Oh no! Another origin story?!

Well, I'd prefer Andersen's story myself but I can understand how such an idea got through into production.

It still doesn't excuse the generic designs of, well everything.
The Snow Queen by Freiheit

*Admittedly, not having the Robber Girl is the part I'm going to miss most.


  1. I think it is so awesomely fascinating that the original keepers and tellers of fairy tales--the diverse women of the world--are rising up with such passion against the capitalistic, white male appropriation of women's tales, from the Grimm brothers to Disney. The fan art, ideas, and discussion is all a big, beautiful folkloric phenomenon in itself. In today's market, women are the biggest spending-decision consumers of fairy tale-based entertainment as well as increasingly taking charge of the creation of film characters, books, television shows, etc. I wonder what this means for the future of folklore's evolution in the global marketplace!

  2. This looks a great initative! I must say, I am disappointed by the changing of the Snow Queen story. I thought the original tale was a true feminist fairytale. I wrote a blogpost on it here:

  3. I think the characters of Frozen could have been Canadian aborigines. With that, if Anna was Canadian aborigine, she will be the first indigenous North American Disney princess since Pocahontas. There has never been any iconic Disney characters from Canada. Or if they were Tibetan, Anna would be the first Chinese/Asian Disney princess since Mulan. Same goes if the characters were Japanese. Anna would be wearing a kimono but not like Mulan's, though. There has never been any iconic Disney characters from Japan. But Frozen is originally from the "Snow Queen", a Danish fairy tale written by Hans Christian Andersen who is from Denmark himself and Disney decided to go with what's based on the story, anyway, perhaps to make it more believable or so.

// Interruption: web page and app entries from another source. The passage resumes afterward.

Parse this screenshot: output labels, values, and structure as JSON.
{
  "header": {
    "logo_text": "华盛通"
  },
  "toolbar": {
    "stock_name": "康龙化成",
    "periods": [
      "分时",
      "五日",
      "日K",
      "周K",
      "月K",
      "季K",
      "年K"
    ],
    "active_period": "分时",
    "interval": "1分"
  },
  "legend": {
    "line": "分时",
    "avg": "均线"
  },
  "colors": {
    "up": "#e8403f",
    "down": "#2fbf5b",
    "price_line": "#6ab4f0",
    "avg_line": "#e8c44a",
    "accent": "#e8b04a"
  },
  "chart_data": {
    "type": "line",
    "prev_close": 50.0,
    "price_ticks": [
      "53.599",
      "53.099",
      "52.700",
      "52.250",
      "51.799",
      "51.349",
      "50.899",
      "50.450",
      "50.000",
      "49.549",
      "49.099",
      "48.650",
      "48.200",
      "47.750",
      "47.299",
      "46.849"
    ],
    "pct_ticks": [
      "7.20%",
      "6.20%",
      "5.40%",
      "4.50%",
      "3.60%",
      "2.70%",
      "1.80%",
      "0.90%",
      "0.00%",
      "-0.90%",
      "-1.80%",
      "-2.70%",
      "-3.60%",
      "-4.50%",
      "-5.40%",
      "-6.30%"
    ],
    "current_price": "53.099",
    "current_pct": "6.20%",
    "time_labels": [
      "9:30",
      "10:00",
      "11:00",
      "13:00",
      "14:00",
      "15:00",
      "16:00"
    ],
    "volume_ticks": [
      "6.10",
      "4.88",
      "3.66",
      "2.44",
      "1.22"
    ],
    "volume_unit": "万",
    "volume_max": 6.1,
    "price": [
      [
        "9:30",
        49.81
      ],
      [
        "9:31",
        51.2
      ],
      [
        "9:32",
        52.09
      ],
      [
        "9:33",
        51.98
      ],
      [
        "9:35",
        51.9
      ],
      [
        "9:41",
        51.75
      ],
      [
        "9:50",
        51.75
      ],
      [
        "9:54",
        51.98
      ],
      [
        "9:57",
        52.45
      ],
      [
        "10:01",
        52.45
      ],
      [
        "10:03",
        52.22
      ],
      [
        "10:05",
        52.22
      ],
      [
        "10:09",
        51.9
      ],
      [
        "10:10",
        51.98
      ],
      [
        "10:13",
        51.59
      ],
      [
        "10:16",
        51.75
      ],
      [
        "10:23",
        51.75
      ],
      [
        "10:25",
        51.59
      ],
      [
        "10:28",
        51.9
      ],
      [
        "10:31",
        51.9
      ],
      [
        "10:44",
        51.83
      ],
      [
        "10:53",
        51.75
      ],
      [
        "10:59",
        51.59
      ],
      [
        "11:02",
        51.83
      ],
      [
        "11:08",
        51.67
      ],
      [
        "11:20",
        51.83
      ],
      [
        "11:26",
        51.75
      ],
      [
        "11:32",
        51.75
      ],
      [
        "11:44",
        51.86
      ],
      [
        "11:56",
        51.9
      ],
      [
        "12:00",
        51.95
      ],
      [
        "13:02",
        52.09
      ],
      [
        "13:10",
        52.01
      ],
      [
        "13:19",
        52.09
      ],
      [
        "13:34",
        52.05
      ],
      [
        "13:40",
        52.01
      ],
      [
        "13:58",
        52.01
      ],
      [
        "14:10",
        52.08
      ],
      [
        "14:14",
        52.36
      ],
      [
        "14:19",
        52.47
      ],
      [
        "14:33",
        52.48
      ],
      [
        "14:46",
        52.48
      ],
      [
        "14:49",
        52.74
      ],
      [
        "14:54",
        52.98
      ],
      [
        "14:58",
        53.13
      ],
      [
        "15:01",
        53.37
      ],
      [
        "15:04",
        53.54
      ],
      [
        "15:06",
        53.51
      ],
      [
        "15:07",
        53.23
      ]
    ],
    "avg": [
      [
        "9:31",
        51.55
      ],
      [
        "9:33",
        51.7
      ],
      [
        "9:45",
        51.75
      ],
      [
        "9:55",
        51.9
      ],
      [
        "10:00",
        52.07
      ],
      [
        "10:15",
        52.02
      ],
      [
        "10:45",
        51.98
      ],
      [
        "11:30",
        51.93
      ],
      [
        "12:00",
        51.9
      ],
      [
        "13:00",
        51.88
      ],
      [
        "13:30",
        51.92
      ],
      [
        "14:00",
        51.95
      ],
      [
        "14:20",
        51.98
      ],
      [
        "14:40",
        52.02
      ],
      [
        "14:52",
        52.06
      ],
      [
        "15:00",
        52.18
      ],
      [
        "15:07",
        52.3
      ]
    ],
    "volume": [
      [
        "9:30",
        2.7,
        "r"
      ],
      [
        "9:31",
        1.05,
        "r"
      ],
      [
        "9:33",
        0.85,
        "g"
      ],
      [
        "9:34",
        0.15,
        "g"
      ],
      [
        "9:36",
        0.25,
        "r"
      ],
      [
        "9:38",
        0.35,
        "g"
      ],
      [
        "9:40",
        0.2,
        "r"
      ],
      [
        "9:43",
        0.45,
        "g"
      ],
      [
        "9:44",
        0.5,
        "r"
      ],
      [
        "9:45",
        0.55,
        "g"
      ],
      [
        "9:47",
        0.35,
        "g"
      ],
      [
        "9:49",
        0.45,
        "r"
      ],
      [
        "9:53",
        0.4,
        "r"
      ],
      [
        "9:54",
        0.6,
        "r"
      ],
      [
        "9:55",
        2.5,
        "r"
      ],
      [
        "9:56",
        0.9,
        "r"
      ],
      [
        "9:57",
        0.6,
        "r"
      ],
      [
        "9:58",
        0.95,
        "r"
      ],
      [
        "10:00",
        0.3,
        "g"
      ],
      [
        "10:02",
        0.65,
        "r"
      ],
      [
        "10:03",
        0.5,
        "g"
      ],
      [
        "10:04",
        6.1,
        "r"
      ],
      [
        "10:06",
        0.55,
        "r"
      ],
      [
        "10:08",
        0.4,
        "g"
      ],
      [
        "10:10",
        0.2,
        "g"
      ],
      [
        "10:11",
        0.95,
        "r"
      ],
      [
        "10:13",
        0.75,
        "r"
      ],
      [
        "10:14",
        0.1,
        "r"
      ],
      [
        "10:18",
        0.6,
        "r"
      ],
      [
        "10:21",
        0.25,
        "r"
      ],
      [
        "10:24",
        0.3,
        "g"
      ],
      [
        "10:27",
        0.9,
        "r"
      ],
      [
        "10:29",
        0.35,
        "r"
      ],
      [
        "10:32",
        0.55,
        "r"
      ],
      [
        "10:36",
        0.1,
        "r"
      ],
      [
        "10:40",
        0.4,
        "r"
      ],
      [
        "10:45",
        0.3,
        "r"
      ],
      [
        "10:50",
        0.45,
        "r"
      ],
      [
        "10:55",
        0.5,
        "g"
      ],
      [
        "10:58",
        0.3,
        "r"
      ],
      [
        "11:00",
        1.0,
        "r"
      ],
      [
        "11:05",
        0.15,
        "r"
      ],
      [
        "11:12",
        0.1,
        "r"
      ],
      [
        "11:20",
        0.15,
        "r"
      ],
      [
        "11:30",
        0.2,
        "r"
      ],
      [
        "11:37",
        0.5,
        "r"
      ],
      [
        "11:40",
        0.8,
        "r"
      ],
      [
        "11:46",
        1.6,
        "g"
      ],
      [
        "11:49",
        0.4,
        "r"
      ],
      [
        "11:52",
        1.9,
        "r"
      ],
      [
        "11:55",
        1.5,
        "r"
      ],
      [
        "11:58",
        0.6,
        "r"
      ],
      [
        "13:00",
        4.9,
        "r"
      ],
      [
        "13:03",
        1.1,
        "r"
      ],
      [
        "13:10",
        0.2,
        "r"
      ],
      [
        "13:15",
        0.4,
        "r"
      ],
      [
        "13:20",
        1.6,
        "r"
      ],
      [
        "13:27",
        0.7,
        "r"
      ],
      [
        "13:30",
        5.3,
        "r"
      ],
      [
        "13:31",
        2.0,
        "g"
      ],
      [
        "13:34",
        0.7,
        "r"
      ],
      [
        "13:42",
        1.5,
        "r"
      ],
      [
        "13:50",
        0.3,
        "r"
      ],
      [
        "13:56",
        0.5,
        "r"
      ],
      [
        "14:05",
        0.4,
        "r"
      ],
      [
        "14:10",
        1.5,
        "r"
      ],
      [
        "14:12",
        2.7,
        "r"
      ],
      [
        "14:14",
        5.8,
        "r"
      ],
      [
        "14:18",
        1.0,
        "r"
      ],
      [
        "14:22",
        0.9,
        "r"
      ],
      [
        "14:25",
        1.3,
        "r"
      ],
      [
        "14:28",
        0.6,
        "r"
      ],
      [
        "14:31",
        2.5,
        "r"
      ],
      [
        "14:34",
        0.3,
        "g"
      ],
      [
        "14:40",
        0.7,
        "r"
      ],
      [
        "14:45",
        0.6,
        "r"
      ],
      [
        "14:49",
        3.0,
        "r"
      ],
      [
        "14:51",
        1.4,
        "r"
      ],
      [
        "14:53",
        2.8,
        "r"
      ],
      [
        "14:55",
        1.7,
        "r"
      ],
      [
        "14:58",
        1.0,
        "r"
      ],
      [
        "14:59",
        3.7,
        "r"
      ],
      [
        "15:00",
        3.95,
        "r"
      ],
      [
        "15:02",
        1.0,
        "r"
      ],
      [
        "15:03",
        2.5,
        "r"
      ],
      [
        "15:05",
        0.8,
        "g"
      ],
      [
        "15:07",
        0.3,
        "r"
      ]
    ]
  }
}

  4. Disney had to change a lot of the story b/c of the Russian Snow Queen film. Ever since their run in with the japanese Kimba the white Lion, they have walked on egg shells when stories become too similar with other films in production. This happened when dreamworks Road to el Dorado came out, Disney completely started over on Kingdom of the Sun, and it became Emperor's New Groove. So people shouldn't be so harsh on story change, there are tons of production, lawful and sometimes moral underlying reasons for that. This is why stories are often loosely based on original stories. The original story of rapunzel makes her parents the true bad guys... not a good Disney story. Their version was much more appealing. And that is what they go for, appealing. If patents want their kids to learn the original story, then they should pick up a book and read it, but still let their kids enjoy movies without judging. The point of Disney stories are the lessons the characters learn. Each story has a theme, each Princess has something to learn to be that good Princess. If we focus on the negative and how story tellers, animation studios and directors all "get it wrong" then or kids will pick up on this and not be able to enjoy things for themselves. It is Just sad how over scrutinized that we have become in this world.

  5. Anna is a indigenous Saami girl as are other characters in the film. Even though they have white skin Saami people have been colonized and mistreated the same as other indigenous people all over the world. Have people really become so dumb as to believe the world is as simple as white and non-white people?